Perils for Portents is a delightful historic YA novel, with elements of adventure and romance. It is well written and entertaining. I give it four quills.

Four Quills3

Kaye Lynne Booth does honest book reviews on Writing to be Read in exchange for ARCs at no charge. Have a book you’d like reviewed? Contact Kaye at kayebooth(at)yahoo(dot)com.


“Bailin'”: A Comedic Crime Romance Indeed

Bailin'

Bailin’  breaks every writing rule there is, but somehow, Linton Robinson makes it work. Labeled a “Comedic Crime Romance” on the cover, this book is a fast paced crime story, filled with a cast of bungling criminals, who somehow always manage to come out  ahead, in spite of the precarious situations they end up in.

Bunny and Cole are a daring crime duo looking for the one big heist that will set them up for life. The two pull several heists, but never seem to come away with any money. Bogart and Flathead, two bikers, who try to make a business out of transporting certain things across the border, and who fail repeatedly as smugglers. Add in an embezzling treasurer, who gets caught and jumps bail, a determined bounty hunter, and a sadistic hit man, and you’ve got the proper ingredients for comedic antics as all of their paths cross.

I read it twice, the second time, aloud. It is filled with big words, lots of adverbs and adjectives, alliteration and empurpled prose, but the story line is so much fun, all of that can be forgiven. In fact, Robinson’s style helps to set the tone in this comedic caper and make the whole thing work.

I really enjoyed this read. I give Bailin’ four quills.Four Quills3

Kaye Lynne Booth does honest book reviews on Writing to be Read in exchange for ARCs at no charge. Have a book you’d like reviewed? Contact Kaye at kayebooth(at)yahoo(dot)com.


Trouble Seems to Follow Ruby and Maude in “Trouble Returns”

trouble-returns

Trouble Returns, by Nancy Oswald, is the third book in her Ruby and Maude Adventure children’s series. The series are historically based stories about Ruby, an independent and headstrong young girl, and her ice cream loving donkey, Maude, and their adventures in Cripple Creek in the late 1890s. I had the pleasure of reviewing the first book, Rescue in Poverty Gulchin which Maude is donkey-napped and Ruby risks her own life to save her beloved friend and companion.

Ruby must face her greatest fears in Trouble Returns, when she must face the villain, Jake Hawker, who’s she’s tangled with twice before, in a court of law, when she testifies against him. But she finds her fears very real when he breaks out of jail and comes after Ruby and her friends and family. Can Ruby triumph over Jake Hawker for a third time?

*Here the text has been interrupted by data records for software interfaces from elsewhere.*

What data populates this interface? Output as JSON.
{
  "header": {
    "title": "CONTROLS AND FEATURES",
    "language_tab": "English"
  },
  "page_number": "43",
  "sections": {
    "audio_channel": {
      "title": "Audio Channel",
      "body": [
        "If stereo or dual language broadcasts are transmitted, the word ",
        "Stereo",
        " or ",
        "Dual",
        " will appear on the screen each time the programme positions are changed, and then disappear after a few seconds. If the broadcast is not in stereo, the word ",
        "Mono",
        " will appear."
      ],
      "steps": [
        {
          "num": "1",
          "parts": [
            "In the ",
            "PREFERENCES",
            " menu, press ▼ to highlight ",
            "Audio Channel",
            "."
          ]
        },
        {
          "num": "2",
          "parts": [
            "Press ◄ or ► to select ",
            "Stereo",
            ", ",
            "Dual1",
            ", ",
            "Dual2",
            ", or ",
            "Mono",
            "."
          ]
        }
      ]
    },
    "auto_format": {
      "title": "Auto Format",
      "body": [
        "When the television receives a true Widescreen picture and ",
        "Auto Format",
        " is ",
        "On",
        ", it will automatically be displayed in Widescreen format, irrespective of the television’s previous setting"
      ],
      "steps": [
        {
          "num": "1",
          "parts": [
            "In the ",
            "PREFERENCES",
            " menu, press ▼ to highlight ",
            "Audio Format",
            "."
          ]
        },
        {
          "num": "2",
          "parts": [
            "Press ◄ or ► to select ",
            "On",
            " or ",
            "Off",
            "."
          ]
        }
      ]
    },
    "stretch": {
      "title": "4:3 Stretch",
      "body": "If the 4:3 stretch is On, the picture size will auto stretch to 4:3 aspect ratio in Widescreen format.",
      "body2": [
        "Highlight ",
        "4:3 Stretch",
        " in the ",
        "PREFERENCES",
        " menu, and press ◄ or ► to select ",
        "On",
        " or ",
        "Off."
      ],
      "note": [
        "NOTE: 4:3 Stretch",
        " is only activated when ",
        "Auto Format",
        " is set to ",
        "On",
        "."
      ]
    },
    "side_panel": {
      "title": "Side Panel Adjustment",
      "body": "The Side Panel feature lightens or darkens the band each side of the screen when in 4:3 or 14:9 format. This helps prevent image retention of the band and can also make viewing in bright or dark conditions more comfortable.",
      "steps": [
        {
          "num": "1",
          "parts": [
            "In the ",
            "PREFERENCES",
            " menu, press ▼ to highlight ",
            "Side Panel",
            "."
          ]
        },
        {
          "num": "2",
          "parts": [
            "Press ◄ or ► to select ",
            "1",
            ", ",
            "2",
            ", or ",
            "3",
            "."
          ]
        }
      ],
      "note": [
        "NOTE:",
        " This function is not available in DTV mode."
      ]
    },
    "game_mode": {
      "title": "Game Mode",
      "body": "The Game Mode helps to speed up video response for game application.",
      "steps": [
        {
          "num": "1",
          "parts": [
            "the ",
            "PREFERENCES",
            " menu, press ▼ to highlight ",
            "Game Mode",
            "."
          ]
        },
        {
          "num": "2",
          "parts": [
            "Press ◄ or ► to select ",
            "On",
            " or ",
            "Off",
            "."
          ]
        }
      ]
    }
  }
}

Trouble Returns is crafted to be a stand alone book as well, making me aware enough of events in the second book, Trouble on the Tracks, that I was able to easily follow the full story line, although I hadn’t read the second book, without giving me a bunch of block exposition. As you might guess from the titles, books two and three feature an additional character, who steals readers’ hearts: Trouble, Ruby’s lovable little cat.

I found this story to be a delightfully entertaining story which was skillfully written. Oswald has crafted another story that readers of all ages won’t want to put down. She’s done her research and the historic details are wonderful. Another plus for me was the fact that it is available in paperback, because I’m an old fashioned type of gal. I give Trouble Returns five quills.

Five Quills3

Kaye Lynne Booth does honest book reviews on Writing to be Read, and she never charges for them. Have a book you’d like reviewed? Contact Kaye at kayebooth(at)yahoo(dot)com.